ACTIVITY: The entries are to be repeated verbatim, with nothing left out.

DATA FOR THIS TASK:
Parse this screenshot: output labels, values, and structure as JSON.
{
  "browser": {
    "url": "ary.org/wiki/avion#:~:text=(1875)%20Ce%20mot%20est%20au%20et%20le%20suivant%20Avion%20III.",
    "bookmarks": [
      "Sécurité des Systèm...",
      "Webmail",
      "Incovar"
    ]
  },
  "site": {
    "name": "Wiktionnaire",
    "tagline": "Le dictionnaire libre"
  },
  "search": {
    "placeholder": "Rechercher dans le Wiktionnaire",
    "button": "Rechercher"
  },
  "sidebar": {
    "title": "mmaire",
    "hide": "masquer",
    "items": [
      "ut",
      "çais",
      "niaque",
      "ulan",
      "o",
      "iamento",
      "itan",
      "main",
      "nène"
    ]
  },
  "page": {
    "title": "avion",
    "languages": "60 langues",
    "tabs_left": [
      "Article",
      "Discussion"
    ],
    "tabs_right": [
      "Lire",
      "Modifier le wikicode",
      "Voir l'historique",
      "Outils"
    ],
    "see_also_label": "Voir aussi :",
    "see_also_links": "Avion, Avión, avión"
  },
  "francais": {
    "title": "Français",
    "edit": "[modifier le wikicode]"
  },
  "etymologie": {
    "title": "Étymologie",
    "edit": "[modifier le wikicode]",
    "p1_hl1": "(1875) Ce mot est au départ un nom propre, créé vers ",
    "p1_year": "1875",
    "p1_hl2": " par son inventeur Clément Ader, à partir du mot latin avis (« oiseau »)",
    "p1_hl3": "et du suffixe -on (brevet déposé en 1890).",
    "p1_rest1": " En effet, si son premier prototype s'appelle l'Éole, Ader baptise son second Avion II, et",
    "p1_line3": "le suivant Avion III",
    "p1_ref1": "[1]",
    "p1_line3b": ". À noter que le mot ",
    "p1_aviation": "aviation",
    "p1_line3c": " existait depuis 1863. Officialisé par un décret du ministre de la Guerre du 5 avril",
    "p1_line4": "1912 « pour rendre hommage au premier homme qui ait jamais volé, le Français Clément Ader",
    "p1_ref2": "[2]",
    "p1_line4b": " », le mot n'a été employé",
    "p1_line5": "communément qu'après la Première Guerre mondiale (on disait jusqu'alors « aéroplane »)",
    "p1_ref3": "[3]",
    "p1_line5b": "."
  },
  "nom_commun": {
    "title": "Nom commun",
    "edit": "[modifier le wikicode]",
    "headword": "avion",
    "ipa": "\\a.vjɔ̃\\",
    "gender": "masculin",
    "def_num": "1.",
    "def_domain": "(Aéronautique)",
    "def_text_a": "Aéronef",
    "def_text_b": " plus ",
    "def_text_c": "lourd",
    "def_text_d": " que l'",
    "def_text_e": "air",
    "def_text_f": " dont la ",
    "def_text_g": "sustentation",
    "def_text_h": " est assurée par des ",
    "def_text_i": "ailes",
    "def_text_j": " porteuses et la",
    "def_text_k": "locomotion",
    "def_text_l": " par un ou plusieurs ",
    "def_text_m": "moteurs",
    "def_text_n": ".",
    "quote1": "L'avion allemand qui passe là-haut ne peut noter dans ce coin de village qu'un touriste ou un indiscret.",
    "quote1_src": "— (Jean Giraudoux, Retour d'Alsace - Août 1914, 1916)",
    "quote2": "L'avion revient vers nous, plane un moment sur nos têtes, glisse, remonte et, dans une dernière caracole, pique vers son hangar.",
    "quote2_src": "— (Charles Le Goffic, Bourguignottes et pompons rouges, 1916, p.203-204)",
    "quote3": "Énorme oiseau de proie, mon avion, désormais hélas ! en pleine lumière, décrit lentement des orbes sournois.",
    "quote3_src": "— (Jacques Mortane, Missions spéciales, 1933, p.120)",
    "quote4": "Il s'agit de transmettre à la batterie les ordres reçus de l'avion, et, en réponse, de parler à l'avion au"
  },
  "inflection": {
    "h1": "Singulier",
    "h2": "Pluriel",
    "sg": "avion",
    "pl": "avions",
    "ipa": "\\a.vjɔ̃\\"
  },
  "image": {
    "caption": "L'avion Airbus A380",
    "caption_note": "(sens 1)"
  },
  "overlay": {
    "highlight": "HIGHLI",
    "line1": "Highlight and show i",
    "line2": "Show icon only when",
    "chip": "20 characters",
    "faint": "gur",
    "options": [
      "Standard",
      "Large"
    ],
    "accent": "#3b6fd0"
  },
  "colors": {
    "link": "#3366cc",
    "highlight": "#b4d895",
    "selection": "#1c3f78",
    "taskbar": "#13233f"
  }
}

RESPONSE TO THE TASK:
Parse this screenshot: output labels, values, and structure as JSON.
{
  "browser": {
    "url": "ary.org/wiki/avion#:~:text=(1875)%20Ce%20mot%20est%20au%20et%20le%20suivant%20Avion%20III.",
    "bookmarks": [
      "Sécurité des Systèm...",
      "Webmail",
      "Incovar"
    ]
  },
  "site": {
    "name": "Wiktionnaire",
    "tagline": "Le dictionnaire libre"
  },
  "search": {
    "placeholder": "Rechercher dans le Wiktionnaire",
    "button": "Rechercher"
  },
  "sidebar": {
    "title": "mmaire",
    "hide": "masquer",
    "items": [
      "ut",
      "çais",
      "niaque",
      "ulan",
      "o",
      "iamento",
      "itan",
      "main",
      "nène"
    ]
  },
  "page": {
    "title": "avion",
    "languages": "60 langues",
    "tabs_left": [
      "Article",
      "Discussion"
    ],
    "tabs_right": [
      "Lire",
      "Modifier le wikicode",
      "Voir l'historique",
      "Outils"
    ],
    "see_also_label": "Voir aussi :",
    "see_also_links": "Avion, Avión, avión"
  },
  "francais": {
    "title": "Français",
    "edit": "[modifier le wikicode]"
  },
  "etymologie": {
    "title": "Étymologie",
    "edit": "[modifier le wikicode]",
    "p1_hl1": "(1875) Ce mot est au départ un nom propre, créé vers ",
    "p1_year": "1875",
    "p1_hl2": " par son inventeur Clément Ader, à partir du mot latin avis (« oiseau »)",
    "p1_hl3": "et du suffixe -on (brevet déposé en 1890).",
    "p1_rest1": " En effet, si son premier prototype s'appelle l'Éole, Ader baptise son second Avion II, et",
    "p1_line3": "le suivant Avion III",
    "p1_ref1": "[1]",
    "p1_line3b": ". À noter que le mot ",
    "p1_aviation": "aviation",
    "p1_line3c": " existait depuis 1863. Officialisé par un décret du ministre de la Guerre du 5 avril",
    "p1_line4": "1912 « pour rendre hommage au premier homme qui ait jamais volé, le Français Clément Ader",
    "p1_ref2": "[2]",
    "p1_line4b": " », le mot n'a été employé",
    "p1_line5": "communément qu'après la Première Guerre mondiale (on disait jusqu'alors « aéroplane »)",
    "p1_ref3": "[3]",
    "p1_line5b": "."
  },
  "nom_commun": {
    "title": "Nom commun",
    "edit": "[modifier le wikicode]",
    "headword": "avion",
    "ipa": "\\a.vjɔ̃\\",
    "gender": "masculin",
    "def_num": "1.",
    "def_domain": "(Aéronautique)",
    "def_text_a": "Aéronef",
    "def_text_b": " plus ",
    "def_text_c": "lourd",
    "def_text_d": " que l'",
    "def_text_e": "air",
    "def_text_f": " dont la ",
    "def_text_g": "sustentation",
    "def_text_h": " est assurée par des ",
    "def_text_i": "ailes",
    "def_text_j": " porteuses et la",
    "def_text_k": "locomotion",
    "def_text_l": " par un ou plusieurs ",
    "def_text_m": "moteurs",
    "def_text_n": ".",
    "quote1": "L'avion allemand qui passe là-haut ne peut noter dans ce coin de village qu'un touriste ou un indiscret.",
    "quote1_src": "— (Jean Giraudoux, Retour d'Alsace - Août 1914, 1916)",
    "quote2": "L'avion revient vers nous, plane un moment sur nos têtes, glisse, remonte et, dans une dernière caracole, pique vers son hangar.",
    "quote2_src": "— (Charles Le Goffic, Bourguignottes et pompons rouges, 1916, p.203-204)",
    "quote3": "Énorme oiseau de proie, mon avion, désormais hélas ! en pleine lumière, décrit lentement des orbes sournois.",
    "quote3_src": "— (Jacques Mortane, Missions spéciales, 1933, p.120)",
    "quote4": "Il s'agit de transmettre à la batterie les ordres reçus de l'avion, et, en réponse, de parler à l'avion au"
  },
  "inflection": {
    "h1": "Singulier",
    "h2": "Pluriel",
    "sg": "avion",
    "pl": "avions",
    "ipa": "\\a.vjɔ̃\\"
  },
  "image": {
    "caption": "L'avion Airbus A380",
    "caption_note": "(sens 1)"
  },
  "overlay": {
    "highlight": "HIGHLI",
    "line1": "Highlight and show i",
    "line2": "Show icon only when",
    "chip": "20 characters",
    "faint": "gur",
    "options": [
      "Standard",
      "Large"
    ],
    "accent": "#3b6fd0"
  },
  "colors": {
    "link": "#3366cc",
    "highlight": "#b4d895",
    "selection": "#1c3f78",
    "taskbar": "#13233f"
  }
}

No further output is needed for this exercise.